(App and web page records)
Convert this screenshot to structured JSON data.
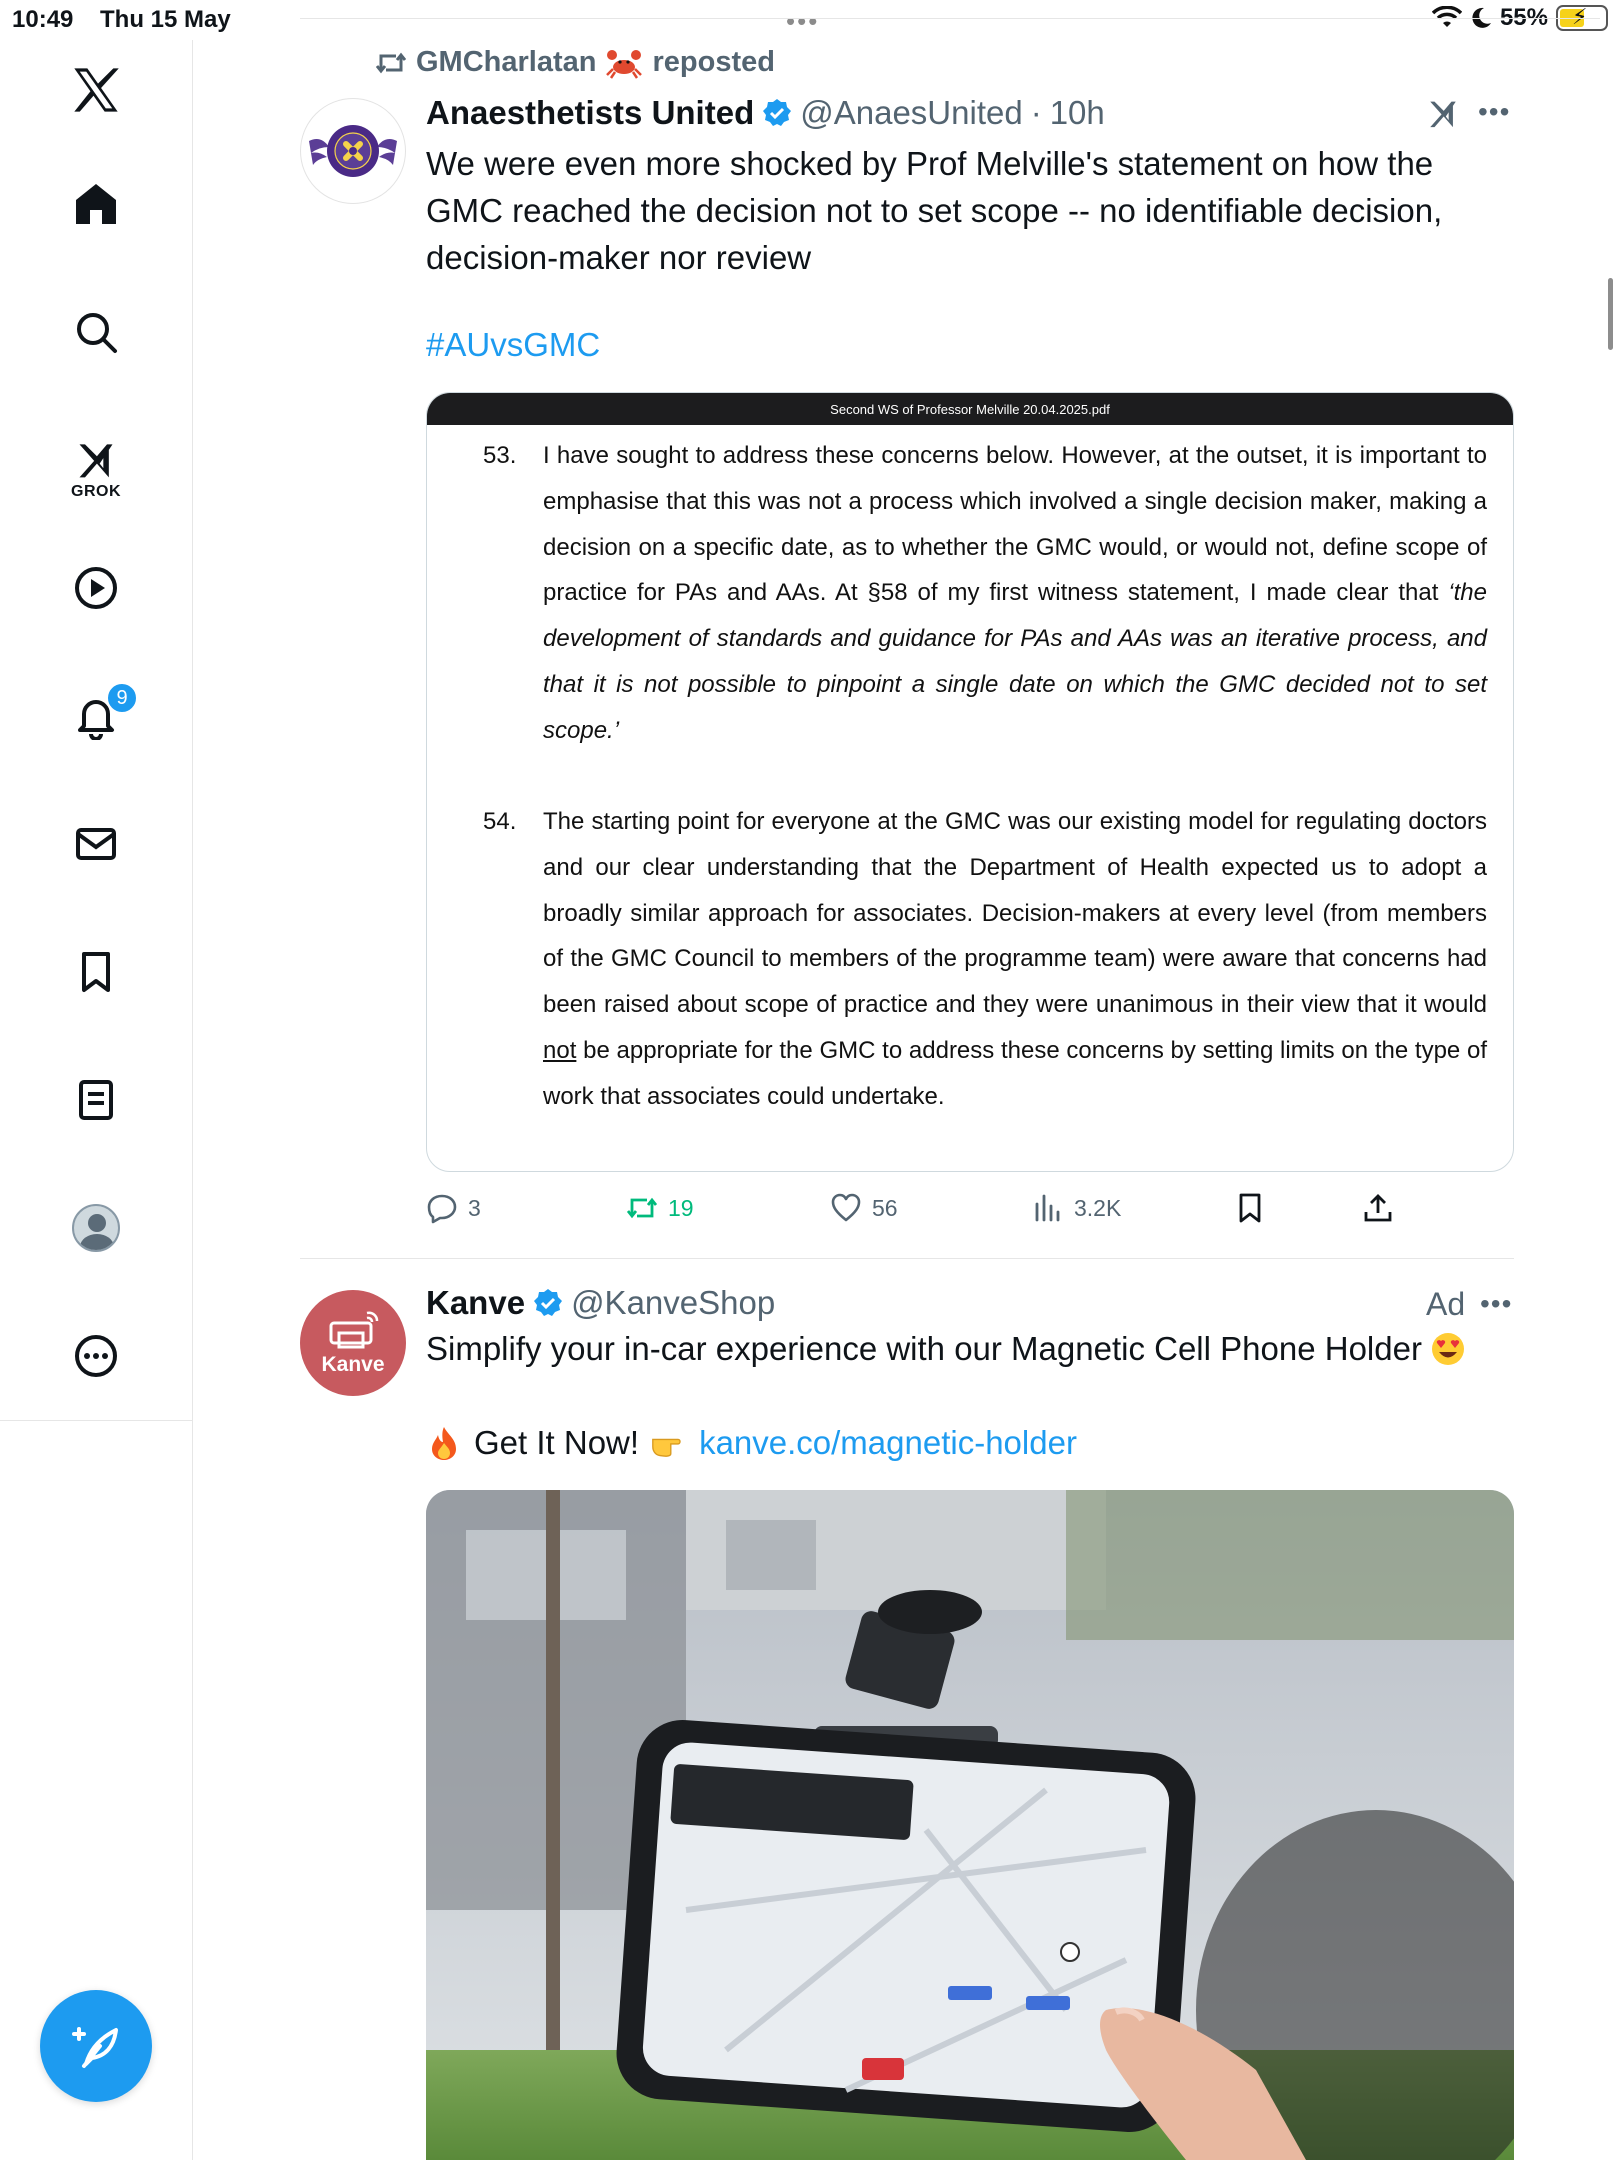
{
  "status_bar": {
    "time": "10:49",
    "date": "Thu 15 May",
    "battery": "55%",
    "battery_level": 0.55
  },
  "sidebar": {
    "items": [
      {
        "id": "x-logo",
        "label": "X"
      },
      {
        "id": "home",
        "label": "Home"
      },
      {
        "id": "search",
        "label": "Search"
      },
      {
        "id": "grok",
        "label": "GROK"
      },
      {
        "id": "video",
        "label": "Video"
      },
      {
        "id": "notifications",
        "label": "Notifications",
        "badge": "9"
      },
      {
        "id": "messages",
        "label": "Messages"
      },
      {
        "id": "bookmarks",
        "label": "Bookmarks"
      },
      {
        "id": "lists",
        "label": "Lists"
      },
      {
        "id": "profile",
        "label": "Profile"
      },
      {
        "id": "more",
        "label": "More"
      }
    ],
    "grok_label": "GROK",
    "notifications_badge": "9"
  },
  "tweet1": {
    "reposted_by": "GMCharlatan",
    "reposted_label": "reposted",
    "author_name": "Anaesthetists United",
    "handle": "@AnaesUnited",
    "time": "10h",
    "text_lines": [
      "We were even more shocked by Prof Melville's statement on how the",
      "GMC reached the decision not to set scope -- no identifiable decision,",
      "decision-maker nor review"
    ],
    "hashtag": "#AUvsGMC",
    "document": {
      "title": "Second WS of Professor Melville 20.04.2025.pdf",
      "para53_num": "53.",
      "para53_text": "I have sought to address these concerns below. However, at the outset, it is important to emphasise that this was not a process which involved a single decision maker, making a decision on a specific date, as to whether the GMC would, or would not, define scope of practice for PAs and AAs. At §58 of my first witness statement, I made clear that ",
      "para53_quote": "‘the development of standards and guidance for PAs and AAs was an iterative process, and that it is not possible to pinpoint a single date on which the GMC decided not to set scope.’",
      "para54_num": "54.",
      "para54_text_a": "The starting point for everyone at the GMC was our existing model for regulating doctors and our clear understanding that the Department of Health expected us to adopt a broadly similar approach for associates. Decision-makers at every level (from members of the GMC Council to members of the programme team) were aware that concerns had been raised about scope of practice and they were unanimous in their view that it would ",
      "para54_underlined": "not",
      "para54_text_b": " be appropriate for the GMC to address these concerns by setting limits on the type of work that associates could undertake."
    },
    "stats": {
      "replies": "3",
      "reposts": "19",
      "likes": "56",
      "views": "3.2K"
    }
  },
  "tweet2": {
    "author_name": "Kanve",
    "handle": "@KanveShop",
    "avatar_text": "Kanve",
    "ad_label": "Ad",
    "text": "Simplify your in-car experience with our Magnetic Cell Phone Holder",
    "cta": "Get It Now!",
    "link": "kanve.co/magnetic-holder"
  },
  "colors": {
    "accent": "#1d9bf0",
    "repost_green": "#00ba7c",
    "secondary_text": "#536471",
    "kanve_red": "#c75a5f"
  }
}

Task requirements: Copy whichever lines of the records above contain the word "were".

Response for this exercise:
      "We were even more shocked by Prof Melville's statement on how the",
      "para54_text_a": "The starting point for everyone at the GMC was our existing model for regulating doctors and our clear understanding that the Department of Health expected us to adopt a broadly similar approach for associates. Decision-makers at every level (from members of the GMC Council to members of the programme team) were aware that concerns had been raised about scope of practice and they were unanimous in their view that it would ",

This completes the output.